By John Patzakis
While our personal and business lives will hopefully return to normal soon, COVID-19 is only accelerating the trend of an increasingly remote and distributed workforce. This “new normal” will necessitate relying on the latest technology and updated workflows to comply with legal, privacy, and information governance requirements, including the GDPR and similar US-based laws.
A core requirement of both the GDPR and the similar California Consumer Privacy Act is the ability to demonstrate and prove that personal data is being protected, thus requiring information governance capabilities that allow companies to efficiently identify and remediate personal data of EU and California residents. For instance, the UK Information Commissioners Office (ICO) provides that “The GDPR places a high expectation on you to provide information in response to a SAR (Subject Access Request). Whilst it may be challenging, you should make extensive efforts to find and retrieve the requested information.”
Under the GDPR, there is no distinction between structured versus unstructured electronic data in terms of the regulation’s scope. The key consideration is whether a data controller or processor has control over personal data, regardless of where it is located in the organization.
The UK ICO, a key government regulator that interprets and enforces the GDPR, recently issued important draft guidance on the scope of GDPR data subject access rights, including as it relates to unstructured electronic information. Notably, the ICO notes that “emails stored on your computer are a form of electronic record to which the general principles (under the GDPR) apply.” In fact, the ICO notes that home computers and personal email accounts of employees are subject to GDPR if they contain personal data originating from the employers networks or processing activities.
The California Attorney General released second and presumably final round draft regulations under the California Consumer Privacy Act (CCPA) that reflect how unstructured electronic data will be treated under the Act. The proposed rules outline how the California AG is interpreting and will be enforcing the CCPA. Under § 999.313(d)(2) data from archived or backup systems are —unlike the GDPR— exempt from the CCPA’s scope, unless those archives are restored and become active: “A business shall comply with a consumer’s request to delete their personal information by: a. Permanently and completely erasing the personal information on its existing systems with the exception of archived or back-up systems.”
What is very notable is that the only technical exception to the CCPA is unrestored archived and back-up data. Like the GDPR, there is no distinction between unstructured and structured electronic data. The CCPA guidance broadly provides that companies must permanently delete personal information from their “existing systems.” In the first round of public comments, an insurance industry lobbying group argued that unstructured data be exempted from the CCPA. As reflected by revised guidance, that suggestion was rejected by the California Attorney General.
Further to this point, AMLaw 100 firm Davis Wright Tremaine provides public guidance on the CCPA as follows: “Access requests may be easier for companies that maintain databases, but most companies also collect unstructured data (such as emails, images, files, etc.) related to consumers. Given that ‘personal information’ includes any information capable of being associated with a consumer or a household, requests will encompass a wide range of data that a business possesses.”
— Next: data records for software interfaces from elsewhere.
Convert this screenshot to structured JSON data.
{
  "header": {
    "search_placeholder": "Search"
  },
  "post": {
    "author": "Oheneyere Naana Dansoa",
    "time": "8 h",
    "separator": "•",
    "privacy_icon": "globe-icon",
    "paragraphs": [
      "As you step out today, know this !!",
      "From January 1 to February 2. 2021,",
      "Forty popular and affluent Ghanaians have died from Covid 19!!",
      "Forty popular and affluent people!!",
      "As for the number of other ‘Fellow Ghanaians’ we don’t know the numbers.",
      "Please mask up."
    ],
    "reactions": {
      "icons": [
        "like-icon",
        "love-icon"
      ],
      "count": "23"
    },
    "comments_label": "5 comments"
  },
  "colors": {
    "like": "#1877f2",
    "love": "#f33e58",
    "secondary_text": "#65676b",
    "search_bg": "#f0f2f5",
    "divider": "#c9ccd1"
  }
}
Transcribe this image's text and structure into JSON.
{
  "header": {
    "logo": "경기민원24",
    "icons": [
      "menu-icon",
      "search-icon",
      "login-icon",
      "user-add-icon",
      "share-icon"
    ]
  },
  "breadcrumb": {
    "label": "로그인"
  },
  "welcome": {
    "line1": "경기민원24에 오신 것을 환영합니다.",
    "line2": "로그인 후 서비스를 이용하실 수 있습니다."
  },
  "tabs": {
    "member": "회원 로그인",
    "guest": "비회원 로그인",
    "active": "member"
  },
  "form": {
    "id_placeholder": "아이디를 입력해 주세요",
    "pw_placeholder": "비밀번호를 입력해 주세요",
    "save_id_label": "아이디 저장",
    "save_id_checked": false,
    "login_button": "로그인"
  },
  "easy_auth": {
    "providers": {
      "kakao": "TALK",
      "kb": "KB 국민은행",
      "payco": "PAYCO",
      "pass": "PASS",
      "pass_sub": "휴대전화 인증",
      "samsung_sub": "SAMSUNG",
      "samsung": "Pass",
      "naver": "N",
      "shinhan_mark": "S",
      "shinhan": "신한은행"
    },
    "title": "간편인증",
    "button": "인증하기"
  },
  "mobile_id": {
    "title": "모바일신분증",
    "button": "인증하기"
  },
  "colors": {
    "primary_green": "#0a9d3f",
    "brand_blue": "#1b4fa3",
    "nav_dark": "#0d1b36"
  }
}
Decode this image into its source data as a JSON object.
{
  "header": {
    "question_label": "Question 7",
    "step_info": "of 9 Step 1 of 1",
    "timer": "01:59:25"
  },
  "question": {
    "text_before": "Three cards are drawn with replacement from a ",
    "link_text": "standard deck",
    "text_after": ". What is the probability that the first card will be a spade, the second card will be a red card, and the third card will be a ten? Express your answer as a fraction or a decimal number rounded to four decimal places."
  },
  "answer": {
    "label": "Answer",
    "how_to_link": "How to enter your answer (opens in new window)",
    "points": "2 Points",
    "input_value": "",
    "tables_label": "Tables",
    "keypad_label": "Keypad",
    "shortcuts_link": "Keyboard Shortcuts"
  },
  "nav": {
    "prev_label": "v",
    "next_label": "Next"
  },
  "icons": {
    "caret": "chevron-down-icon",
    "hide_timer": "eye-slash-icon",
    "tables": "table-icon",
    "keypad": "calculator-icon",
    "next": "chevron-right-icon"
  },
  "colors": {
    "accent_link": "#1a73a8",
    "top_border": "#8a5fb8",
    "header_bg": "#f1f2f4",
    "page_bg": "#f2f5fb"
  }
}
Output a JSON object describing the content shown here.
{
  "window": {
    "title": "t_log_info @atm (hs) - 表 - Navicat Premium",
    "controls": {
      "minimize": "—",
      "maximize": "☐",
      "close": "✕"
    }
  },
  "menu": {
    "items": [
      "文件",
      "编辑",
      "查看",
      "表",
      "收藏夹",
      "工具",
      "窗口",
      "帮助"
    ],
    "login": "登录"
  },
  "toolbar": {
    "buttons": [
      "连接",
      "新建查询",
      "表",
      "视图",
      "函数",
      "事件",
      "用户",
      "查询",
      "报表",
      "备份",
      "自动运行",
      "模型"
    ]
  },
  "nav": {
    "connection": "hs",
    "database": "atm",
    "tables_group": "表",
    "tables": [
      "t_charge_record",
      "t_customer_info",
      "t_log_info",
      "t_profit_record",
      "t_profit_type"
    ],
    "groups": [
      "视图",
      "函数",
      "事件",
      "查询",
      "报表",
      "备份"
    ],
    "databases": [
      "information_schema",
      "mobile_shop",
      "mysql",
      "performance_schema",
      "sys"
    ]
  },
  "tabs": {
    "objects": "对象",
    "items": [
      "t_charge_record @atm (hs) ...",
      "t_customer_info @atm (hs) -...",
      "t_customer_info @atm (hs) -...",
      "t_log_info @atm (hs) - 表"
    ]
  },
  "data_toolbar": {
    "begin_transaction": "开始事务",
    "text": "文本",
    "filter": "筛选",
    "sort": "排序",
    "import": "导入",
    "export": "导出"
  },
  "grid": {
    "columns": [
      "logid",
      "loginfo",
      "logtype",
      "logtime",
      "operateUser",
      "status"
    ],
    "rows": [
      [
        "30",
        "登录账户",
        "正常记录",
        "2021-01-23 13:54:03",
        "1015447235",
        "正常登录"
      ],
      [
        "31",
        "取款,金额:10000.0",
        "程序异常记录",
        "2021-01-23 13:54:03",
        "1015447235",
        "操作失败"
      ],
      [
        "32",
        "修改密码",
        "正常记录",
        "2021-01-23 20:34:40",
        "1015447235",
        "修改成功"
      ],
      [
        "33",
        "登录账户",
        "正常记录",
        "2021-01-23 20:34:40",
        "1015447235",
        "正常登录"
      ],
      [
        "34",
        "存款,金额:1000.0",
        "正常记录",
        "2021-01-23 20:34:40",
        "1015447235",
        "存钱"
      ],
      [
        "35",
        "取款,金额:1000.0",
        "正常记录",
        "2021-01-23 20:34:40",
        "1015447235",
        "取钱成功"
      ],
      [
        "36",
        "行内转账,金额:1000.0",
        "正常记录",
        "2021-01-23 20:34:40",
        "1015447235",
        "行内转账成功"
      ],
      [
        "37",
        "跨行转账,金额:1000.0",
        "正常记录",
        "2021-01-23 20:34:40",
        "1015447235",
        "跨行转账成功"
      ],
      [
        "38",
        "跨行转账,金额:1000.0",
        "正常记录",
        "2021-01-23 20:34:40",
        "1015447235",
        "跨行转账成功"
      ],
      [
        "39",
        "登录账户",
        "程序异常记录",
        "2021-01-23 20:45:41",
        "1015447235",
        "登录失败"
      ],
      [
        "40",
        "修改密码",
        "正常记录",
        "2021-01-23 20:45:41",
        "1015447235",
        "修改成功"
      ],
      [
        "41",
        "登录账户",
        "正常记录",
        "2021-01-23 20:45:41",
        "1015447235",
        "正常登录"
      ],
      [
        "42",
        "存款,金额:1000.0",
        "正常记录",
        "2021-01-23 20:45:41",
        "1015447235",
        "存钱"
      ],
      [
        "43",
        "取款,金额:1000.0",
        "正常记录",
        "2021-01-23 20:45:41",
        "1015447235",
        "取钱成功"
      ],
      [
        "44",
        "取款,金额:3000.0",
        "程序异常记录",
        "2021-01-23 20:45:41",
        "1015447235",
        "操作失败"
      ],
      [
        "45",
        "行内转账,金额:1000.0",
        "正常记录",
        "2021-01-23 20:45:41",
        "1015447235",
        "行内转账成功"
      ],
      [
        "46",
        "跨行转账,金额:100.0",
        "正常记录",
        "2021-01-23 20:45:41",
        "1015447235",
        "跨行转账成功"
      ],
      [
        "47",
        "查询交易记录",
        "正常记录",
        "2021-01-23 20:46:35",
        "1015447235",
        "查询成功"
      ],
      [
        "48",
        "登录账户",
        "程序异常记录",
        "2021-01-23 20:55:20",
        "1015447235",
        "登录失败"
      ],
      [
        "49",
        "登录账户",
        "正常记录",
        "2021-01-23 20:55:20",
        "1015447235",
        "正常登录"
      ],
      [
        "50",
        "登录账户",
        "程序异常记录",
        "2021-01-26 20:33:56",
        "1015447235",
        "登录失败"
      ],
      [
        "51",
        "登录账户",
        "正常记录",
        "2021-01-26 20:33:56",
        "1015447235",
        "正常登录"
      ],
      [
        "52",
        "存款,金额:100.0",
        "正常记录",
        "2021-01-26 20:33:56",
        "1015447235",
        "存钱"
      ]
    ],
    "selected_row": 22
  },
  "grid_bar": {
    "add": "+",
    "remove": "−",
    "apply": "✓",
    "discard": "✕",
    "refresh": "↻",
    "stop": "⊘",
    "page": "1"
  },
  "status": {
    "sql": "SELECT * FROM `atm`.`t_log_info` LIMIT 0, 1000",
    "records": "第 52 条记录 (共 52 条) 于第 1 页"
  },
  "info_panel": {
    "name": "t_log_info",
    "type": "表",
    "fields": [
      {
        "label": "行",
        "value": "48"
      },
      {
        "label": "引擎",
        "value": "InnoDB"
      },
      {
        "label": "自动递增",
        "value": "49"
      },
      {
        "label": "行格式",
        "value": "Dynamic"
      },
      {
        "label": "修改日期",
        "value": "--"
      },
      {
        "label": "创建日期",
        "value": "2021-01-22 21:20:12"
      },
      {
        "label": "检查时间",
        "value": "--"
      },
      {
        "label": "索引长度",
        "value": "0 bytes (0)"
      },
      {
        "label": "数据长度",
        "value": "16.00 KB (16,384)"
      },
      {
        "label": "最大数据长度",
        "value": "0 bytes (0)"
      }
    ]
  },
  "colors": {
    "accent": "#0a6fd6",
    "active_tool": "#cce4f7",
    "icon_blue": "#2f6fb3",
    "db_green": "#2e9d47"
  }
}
So to achieve GDPR and CCPA compliance, organizations must ensure not only that explicit policies and procedures are in place for handling personal information, but also the ability to prove that those policies and procedures are being followed and operationally enforced. The new normal of remote workforces is a critical challenge that must be addressed.
What has always been needed is gaining immediate visibility into unstructured distributed data across the enterprise, including on laptops and other unstructured data maintained by remote workforces, through the ability to search and report across several thousand endpoints and other unstructured data sources, and return results within minutes instead of days or weeks. The need for such an operational capability provided by best practices technology is further heightened by the urgency of CCPA and GDPR compliance.
Solving this collection challenge is X1 Distributed Discovery, which is specially designed to address the challenges presented by remote and distributed workforces. X1 Distributed Discovery (X1DD) enables enterprises to quickly and easily search across up to thousands of distributed endpoints and data servers from a central location. Legal and compliance teams can easily perform unified complex searches across both unstructured content and metadata, obtaining statistical insight into the data in minutes, and full results with completed collection in hours, instead of days or weeks.
To learn more about this capability purpose-built for remote eDiscovery collection and data audits, please contact us.